Please print every record that follows, keeping each one exactly as it is.

Collected data

================

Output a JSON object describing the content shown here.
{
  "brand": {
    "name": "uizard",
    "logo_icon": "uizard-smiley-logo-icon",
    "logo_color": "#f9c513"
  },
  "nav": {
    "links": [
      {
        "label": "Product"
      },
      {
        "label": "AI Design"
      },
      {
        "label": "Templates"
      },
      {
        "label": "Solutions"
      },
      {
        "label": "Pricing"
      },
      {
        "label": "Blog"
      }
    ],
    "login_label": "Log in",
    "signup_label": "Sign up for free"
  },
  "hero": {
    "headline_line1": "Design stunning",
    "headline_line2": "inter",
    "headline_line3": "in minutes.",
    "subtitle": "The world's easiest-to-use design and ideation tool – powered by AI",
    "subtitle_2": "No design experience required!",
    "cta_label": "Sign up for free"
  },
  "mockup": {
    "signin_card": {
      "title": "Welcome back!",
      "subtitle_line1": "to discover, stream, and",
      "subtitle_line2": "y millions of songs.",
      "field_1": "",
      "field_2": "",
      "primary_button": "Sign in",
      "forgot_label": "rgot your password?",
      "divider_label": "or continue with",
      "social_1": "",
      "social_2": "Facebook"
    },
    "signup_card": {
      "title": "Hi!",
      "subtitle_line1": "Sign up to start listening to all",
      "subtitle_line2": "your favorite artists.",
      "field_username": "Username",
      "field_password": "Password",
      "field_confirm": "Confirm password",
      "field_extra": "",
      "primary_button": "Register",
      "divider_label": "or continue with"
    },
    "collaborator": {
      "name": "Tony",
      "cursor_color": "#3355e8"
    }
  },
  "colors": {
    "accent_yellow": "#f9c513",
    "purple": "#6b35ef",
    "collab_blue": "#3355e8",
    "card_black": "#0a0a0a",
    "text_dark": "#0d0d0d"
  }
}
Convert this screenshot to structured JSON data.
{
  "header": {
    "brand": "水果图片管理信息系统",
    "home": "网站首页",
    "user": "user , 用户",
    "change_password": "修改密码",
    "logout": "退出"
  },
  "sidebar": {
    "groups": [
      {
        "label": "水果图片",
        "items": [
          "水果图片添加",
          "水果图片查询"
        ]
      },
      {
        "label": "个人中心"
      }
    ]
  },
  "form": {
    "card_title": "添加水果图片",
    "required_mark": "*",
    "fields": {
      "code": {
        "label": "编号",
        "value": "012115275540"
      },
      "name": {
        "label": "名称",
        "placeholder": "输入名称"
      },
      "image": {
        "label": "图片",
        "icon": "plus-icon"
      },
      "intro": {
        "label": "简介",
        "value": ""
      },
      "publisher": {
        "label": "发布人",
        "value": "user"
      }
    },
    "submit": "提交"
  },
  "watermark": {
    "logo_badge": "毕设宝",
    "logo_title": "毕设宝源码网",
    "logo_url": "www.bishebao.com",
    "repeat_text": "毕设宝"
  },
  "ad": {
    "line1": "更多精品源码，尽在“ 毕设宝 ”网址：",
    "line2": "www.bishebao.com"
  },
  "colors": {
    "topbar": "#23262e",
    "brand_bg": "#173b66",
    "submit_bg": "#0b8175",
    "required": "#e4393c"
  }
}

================

_ANSWER TO THE EXERCISE_.
Output a JSON object describing the content shown here.
{
  "brand": {
    "name": "uizard",
    "logo_icon": "uizard-smiley-logo-icon",
    "logo_color": "#f9c513"
  },
  "nav": {
    "links": [
      {
        "label": "Product"
      },
      {
        "label": "AI Design"
      },
      {
        "label": "Templates"
      },
      {
        "label": "Solutions"
      },
      {
        "label": "Pricing"
      },
      {
        "label": "Blog"
      }
    ],
    "login_label": "Log in",
    "signup_label": "Sign up for free"
  },
  "hero": {
    "headline_line1": "Design stunning",
    "headline_line2": "inter",
    "headline_line3": "in minutes.",
    "subtitle": "The world's easiest-to-use design and ideation tool – powered by AI",
    "subtitle_2": "No design experience required!",
    "cta_label": "Sign up for free"
  },
  "mockup": {
    "signin_card": {
      "title": "Welcome back!",
      "subtitle_line1": "to discover, stream, and",
      "subtitle_line2": "y millions of songs.",
      "field_1": "",
      "field_2": "",
      "primary_button": "Sign in",
      "forgot_label": "rgot your password?",
      "divider_label": "or continue with",
      "social_1": "",
      "social_2": "Facebook"
    },
    "signup_card": {
      "title": "Hi!",
      "subtitle_line1": "Sign up to start listening to all",
      "subtitle_line2": "your favorite artists.",
      "field_username": "Username",
      "field_password": "Password",
      "field_confirm": "Confirm password",
      "field_extra": "",
      "primary_button": "Register",
      "divider_label": "or continue with"
    },
    "collaborator": {
      "name": "Tony",
      "cursor_color": "#3355e8"
    }
  },
  "colors": {
    "accent_yellow": "#f9c513",
    "purple": "#6b35ef",
    "collab_blue": "#3355e8",
    "card_black": "#0a0a0a",
    "text_dark": "#0d0d0d"
  }
}
Convert this screenshot to structured JSON data.
{
  "header": {
    "brand": "水果图片管理信息系统",
    "home": "网站首页",
    "user": "user , 用户",
    "change_password": "修改密码",
    "logout": "退出"
  },
  "sidebar": {
    "groups": [
      {
        "label": "水果图片",
        "items": [
          "水果图片添加",
          "水果图片查询"
        ]
      },
      {
        "label": "个人中心"
      }
    ]
  },
  "form": {
    "card_title": "添加水果图片",
    "required_mark": "*",
    "fields": {
      "code": {
        "label": "编号",
        "value": "012115275540"
      },
      "name": {
        "label": "名称",
        "placeholder": "输入名称"
      },
      "image": {
        "label": "图片",
        "icon": "plus-icon"
      },
      "intro": {
        "label": "简介",
        "value": ""
      },
      "publisher": {
        "label": "发布人",
        "value": "user"
      }
    },
    "submit": "提交"
  },
  "watermark": {
    "logo_badge": "毕设宝",
    "logo_title": "毕设宝源码网",
    "logo_url": "www.bishebao.com",
    "repeat_text": "毕设宝"
  },
  "ad": {
    "line1": "更多精品源码，尽在“ 毕设宝 ”网址：",
    "line2": "www.bishebao.com"
  },
  "colors": {
    "topbar": "#23262e",
    "brand_bg": "#173b66",
    "submit_bg": "#0b8175",
    "required": "#e4393c"
  }
}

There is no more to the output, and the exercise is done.